→ What is expected:
Copy every record word for word. Pictures are not part of the copy.

→ Material for this exercise:
**********

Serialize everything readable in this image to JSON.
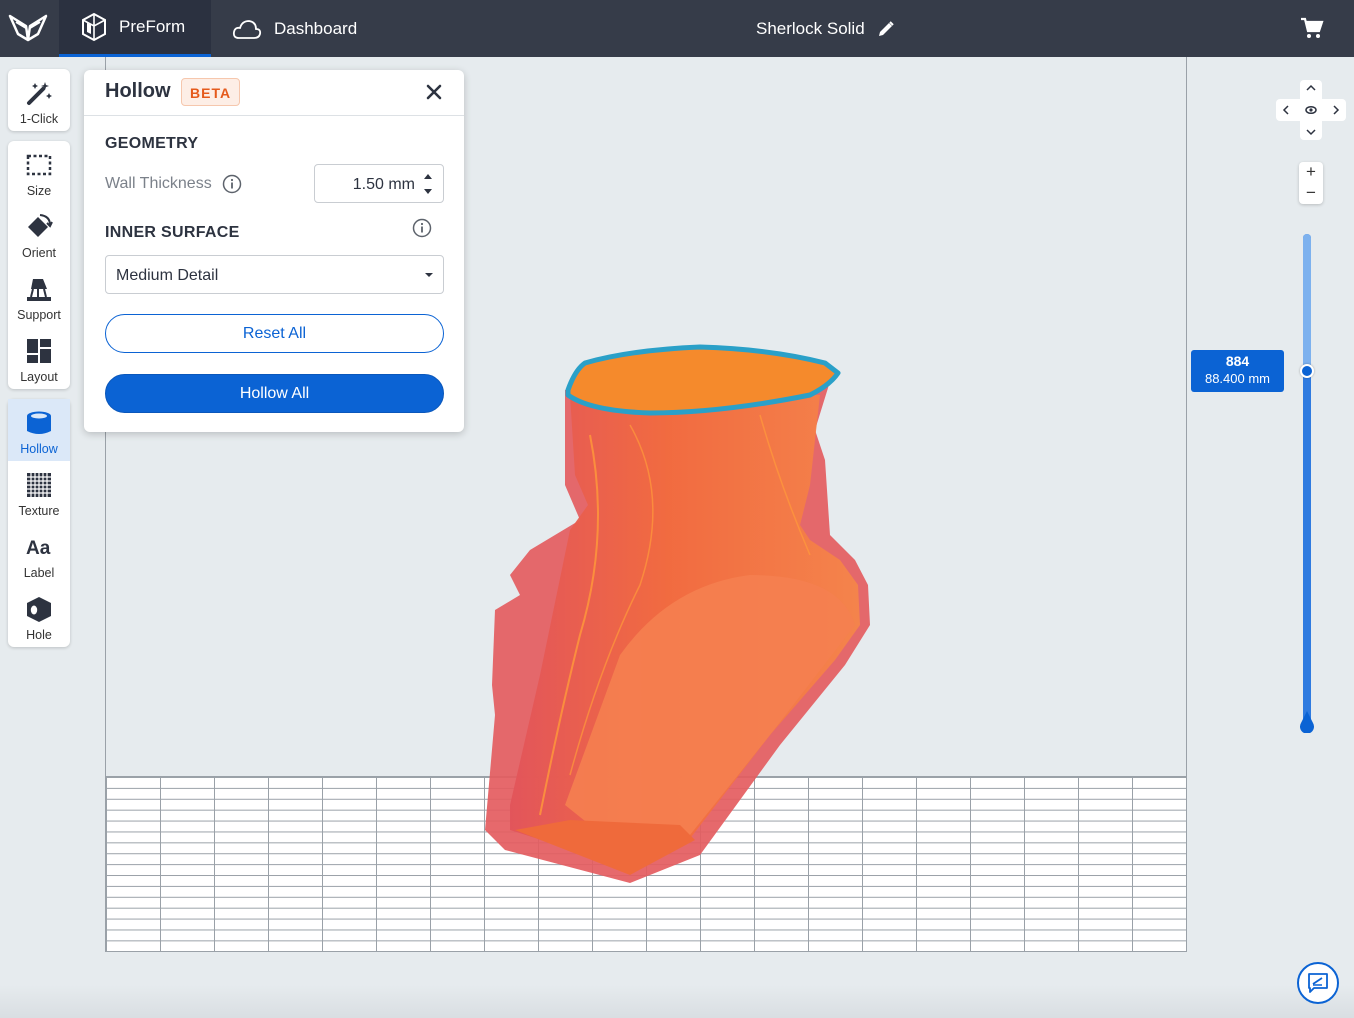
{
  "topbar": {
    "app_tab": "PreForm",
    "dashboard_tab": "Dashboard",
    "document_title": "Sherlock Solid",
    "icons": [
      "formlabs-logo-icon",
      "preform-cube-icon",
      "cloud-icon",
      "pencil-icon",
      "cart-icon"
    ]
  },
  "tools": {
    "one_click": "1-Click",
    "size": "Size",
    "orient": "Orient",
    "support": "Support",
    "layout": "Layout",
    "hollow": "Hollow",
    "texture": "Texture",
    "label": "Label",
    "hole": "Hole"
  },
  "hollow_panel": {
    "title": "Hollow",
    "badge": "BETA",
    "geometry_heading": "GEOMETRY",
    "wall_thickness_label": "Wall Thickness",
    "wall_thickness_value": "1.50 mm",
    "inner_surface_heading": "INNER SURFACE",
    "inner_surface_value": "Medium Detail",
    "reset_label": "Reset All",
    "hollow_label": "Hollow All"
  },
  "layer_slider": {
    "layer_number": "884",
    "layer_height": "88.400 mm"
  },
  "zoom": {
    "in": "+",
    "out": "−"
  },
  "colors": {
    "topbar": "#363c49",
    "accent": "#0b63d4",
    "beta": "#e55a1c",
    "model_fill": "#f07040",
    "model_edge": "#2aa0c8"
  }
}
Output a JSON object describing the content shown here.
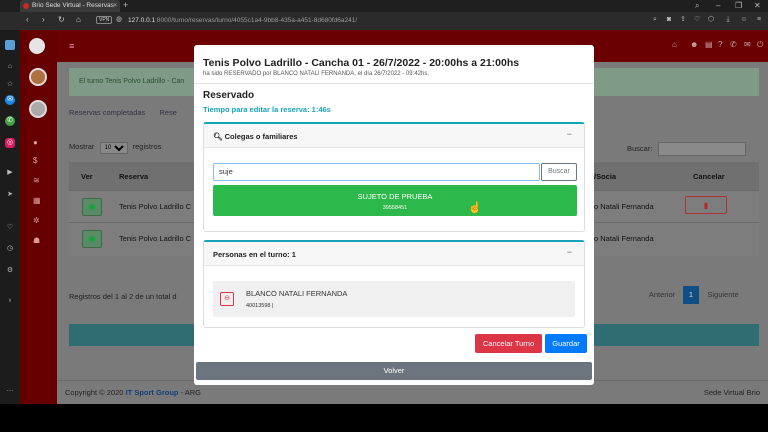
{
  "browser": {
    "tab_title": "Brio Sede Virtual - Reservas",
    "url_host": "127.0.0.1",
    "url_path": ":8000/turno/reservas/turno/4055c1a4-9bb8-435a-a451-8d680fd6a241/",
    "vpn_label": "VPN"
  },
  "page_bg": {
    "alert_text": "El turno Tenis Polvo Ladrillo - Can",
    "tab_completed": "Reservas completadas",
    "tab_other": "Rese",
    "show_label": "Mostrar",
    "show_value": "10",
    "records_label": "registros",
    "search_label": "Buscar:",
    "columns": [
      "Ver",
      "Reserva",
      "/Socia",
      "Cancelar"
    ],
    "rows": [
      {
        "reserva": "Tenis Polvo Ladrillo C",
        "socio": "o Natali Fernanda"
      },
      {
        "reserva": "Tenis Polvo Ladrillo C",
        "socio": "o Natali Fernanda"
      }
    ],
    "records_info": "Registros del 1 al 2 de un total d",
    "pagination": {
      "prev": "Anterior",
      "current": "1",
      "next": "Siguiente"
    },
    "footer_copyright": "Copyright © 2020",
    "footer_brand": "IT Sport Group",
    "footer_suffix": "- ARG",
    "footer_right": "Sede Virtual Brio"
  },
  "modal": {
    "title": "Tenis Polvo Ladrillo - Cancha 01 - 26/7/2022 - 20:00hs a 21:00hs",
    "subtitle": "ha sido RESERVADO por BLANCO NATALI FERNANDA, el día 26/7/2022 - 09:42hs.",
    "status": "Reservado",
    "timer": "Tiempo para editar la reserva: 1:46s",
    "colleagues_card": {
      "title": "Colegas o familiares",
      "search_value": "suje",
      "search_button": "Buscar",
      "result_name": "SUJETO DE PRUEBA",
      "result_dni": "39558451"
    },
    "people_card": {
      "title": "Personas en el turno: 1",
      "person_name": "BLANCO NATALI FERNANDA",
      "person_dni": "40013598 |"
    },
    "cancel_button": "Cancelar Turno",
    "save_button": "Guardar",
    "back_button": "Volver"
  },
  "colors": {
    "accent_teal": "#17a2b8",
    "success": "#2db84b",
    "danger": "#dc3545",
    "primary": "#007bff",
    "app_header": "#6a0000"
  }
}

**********

→ Answer for the task:
Serialize everything readable in this image to JSON.
{
  "topbar": {
    "app_tab": "PreForm",
    "dashboard_tab": "Dashboard",
    "document_title": "Sherlock Solid",
    "icons": [
      "formlabs-logo-icon",
      "preform-cube-icon",
      "cloud-icon",
      "pencil-icon",
      "cart-icon"
    ]
  },
  "tools": {
    "one_click": "1-Click",
    "size": "Size",
    "orient": "Orient",
    "support": "Support",
    "layout": "Layout",
    "hollow": "Hollow",
    "texture": "Texture",
    "label": "Label",
    "hole": "Hole"
  },
  "hollow_panel": {
    "title": "Hollow",
    "badge": "BETA",
    "geometry_heading": "GEOMETRY",
    "wall_thickness_label": "Wall Thickness",
    "wall_thickness_value": "1.50 mm",
    "inner_surface_heading": "INNER SURFACE",
    "inner_surface_value": "Medium Detail",
    "reset_label": "Reset All",
    "hollow_label": "Hollow All"
  },
  "layer_slider": {
    "layer_number": "884",
    "layer_height": "88.400 mm"
  },
  "zoom": {
    "in": "+",
    "out": "−"
  },
  "colors": {
    "topbar": "#363c49",
    "accent": "#0b63d4",
    "beta": "#e55a1c",
    "model_fill": "#f07040",
    "model_edge": "#2aa0c8"
  }
}
Output a JSON object describing the content shown here.
{
  "browser": {
    "tab_title": "Brio Sede Virtual - Reservas",
    "url_host": "127.0.0.1",
    "url_path": ":8000/turno/reservas/turno/4055c1a4-9bb8-435a-a451-8d680fd6a241/",
    "vpn_label": "VPN"
  },
  "page_bg": {
    "alert_text": "El turno Tenis Polvo Ladrillo - Can",
    "tab_completed": "Reservas completadas",
    "tab_other": "Rese",
    "show_label": "Mostrar",
    "show_value": "10",
    "records_label": "registros",
    "search_label": "Buscar:",
    "columns": [
      "Ver",
      "Reserva",
      "/Socia",
      "Cancelar"
    ],
    "rows": [
      {
        "reserva": "Tenis Polvo Ladrillo C",
        "socio": "o Natali Fernanda"
      },
      {
        "reserva": "Tenis Polvo Ladrillo C",
        "socio": "o Natali Fernanda"
      }
    ],
    "records_info": "Registros del 1 al 2 de un total d",
    "pagination": {
      "prev": "Anterior",
      "current": "1",
      "next": "Siguiente"
    },
    "footer_copyright": "Copyright © 2020",
    "footer_brand": "IT Sport Group",
    "footer_suffix": "- ARG",
    "footer_right": "Sede Virtual Brio"
  },
  "modal": {
    "title": "Tenis Polvo Ladrillo - Cancha 01 - 26/7/2022 - 20:00hs a 21:00hs",
    "subtitle": "ha sido RESERVADO por BLANCO NATALI FERNANDA, el día 26/7/2022 - 09:42hs.",
    "status": "Reservado",
    "timer": "Tiempo para editar la reserva: 1:46s",
    "colleagues_card": {
      "title": "Colegas o familiares",
      "search_value": "suje",
      "search_button": "Buscar",
      "result_name": "SUJETO DE PRUEBA",
      "result_dni": "39558451"
    },
    "people_card": {
      "title": "Personas en el turno: 1",
      "person_name": "BLANCO NATALI FERNANDA",
      "person_dni": "40013598 |"
    },
    "cancel_button": "Cancelar Turno",
    "save_button": "Guardar",
    "back_button": "Volver"
  },
  "colors": {
    "accent_teal": "#17a2b8",
    "success": "#2db84b",
    "danger": "#dc3545",
    "primary": "#007bff",
    "app_header": "#6a0000"
  }
}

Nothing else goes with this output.